Halogen light bulbs have a reputation for being more efficient and whiter than incandescent light bulbs. However, this reputation is now largely erroneous. Halogen light bulbs are slightly more efficient and whiter than incandescent bulbs, but they are still far less efficient and white than either fluorescent and LED light bulbs. They were the most efficient and white bulbs available, but this is no longer true by a wide margin.

Fluorescent Light Bulbs

Fluorescent light bulbs have undergone something of a revolution in recent decades. They were well-known as being greenish, having color spikes, flickering and causing noise. All of these problems have now been largely resolved. On top of this, they are about five times more efficient than incandescent light bulbs and four times more efficient than halogen light bulbs. This means that your carbon footprint is reduced, your energy bills are lower and you can have more light per recessed can.

In addition, Fluorescent light bulbs now come in a wide array of colors. Their color spikes have been significantly reduced to the point of being almost unnoticeable. Their colors range from warmer, reddish colors usually called “warm white” or “soft white” that imitate the color of traditional fluorescents up to “cool white” which mimics the slightly bluish light of daylight. This provides a number of options for integrating their color into your home.

LED Light Bulbs

LED Recessed Bulbs

LED light bulbs come in the same parabolic reflectors as halogen light bulbs.

LED light bulbs have only recently become usable in home lighting, and they are now being used increasingly as recessed light bulbs. They are very energy efficient and have the advantage that they do not contain any toxic mercury like fluorescent bulbs do (though recessed lights are generally be shielded from breakage problems). For now, they are more expensive than fluorescent light bulbs, though their price will likely lower in the future.

The difficulty with LED light bulbs is color. White LED light bulbs are actually blue light bulbs with a phosphorescent coating to turn that blue light to white. This process is often not entirely successful, and the success can be more or less from diode to diode. As a result, LED lights are somewhere between white and bluish, and you will need to pay more for the whiter colors. However, if you are looking for non-toxic energy efficient lighting on the whiter end of the color spectrum, they are a very good choice. Remember that LED lighting is typically low voltage, so you will need to have a transformer.

Putting It All Together

There are a number of different things to consider when choosing recessed light bulbs:

  • Your wattage is limited by the type of recessed can you use.
  • Different beam angles will allow your recessed lighting to cover greater or lesser areas.
  • The more efficient your bulbs are, the more illumination you will receive.
  • Incandescent and halogen light bulbs are neither efficient nor very bright.
  • Fluorescent light bulbs are bright and efficient and come in a wide range of colors.
  • LED light bulbs are non-toxic, as bright and efficient as fluorescent light bulbs, but are limited to the white-blue part of the color spectrum.
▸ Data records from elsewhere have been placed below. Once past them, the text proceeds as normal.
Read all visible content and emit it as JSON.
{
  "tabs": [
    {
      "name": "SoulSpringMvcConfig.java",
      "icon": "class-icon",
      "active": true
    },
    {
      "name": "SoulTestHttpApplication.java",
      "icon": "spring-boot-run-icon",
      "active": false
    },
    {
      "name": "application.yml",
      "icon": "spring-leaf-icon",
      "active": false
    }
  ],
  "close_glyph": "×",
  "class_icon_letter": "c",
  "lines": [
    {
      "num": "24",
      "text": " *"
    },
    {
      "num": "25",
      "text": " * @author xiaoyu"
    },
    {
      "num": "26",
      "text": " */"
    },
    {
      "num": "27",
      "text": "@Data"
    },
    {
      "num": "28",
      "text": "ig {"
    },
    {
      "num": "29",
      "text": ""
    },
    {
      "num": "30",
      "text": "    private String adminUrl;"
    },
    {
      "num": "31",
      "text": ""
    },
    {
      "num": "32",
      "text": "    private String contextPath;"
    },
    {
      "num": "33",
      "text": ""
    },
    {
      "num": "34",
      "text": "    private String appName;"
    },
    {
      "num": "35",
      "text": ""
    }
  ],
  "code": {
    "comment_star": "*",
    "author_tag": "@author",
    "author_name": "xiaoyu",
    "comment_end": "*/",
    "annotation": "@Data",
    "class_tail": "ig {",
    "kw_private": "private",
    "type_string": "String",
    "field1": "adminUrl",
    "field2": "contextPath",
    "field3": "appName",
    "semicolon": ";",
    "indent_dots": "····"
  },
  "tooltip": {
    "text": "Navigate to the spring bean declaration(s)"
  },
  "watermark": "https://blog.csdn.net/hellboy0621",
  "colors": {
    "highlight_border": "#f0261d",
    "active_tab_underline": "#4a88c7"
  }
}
With this information in mind, you will be in a better position to select the recessed light bulbs that are right for you.


Back from Recessed Light Bulbs to Recessed Lighting Fixtures

Back from Recessed Light Bulbs to Home Lighting Tips

Hit “Like” for Daily Tips!
Sponsored Links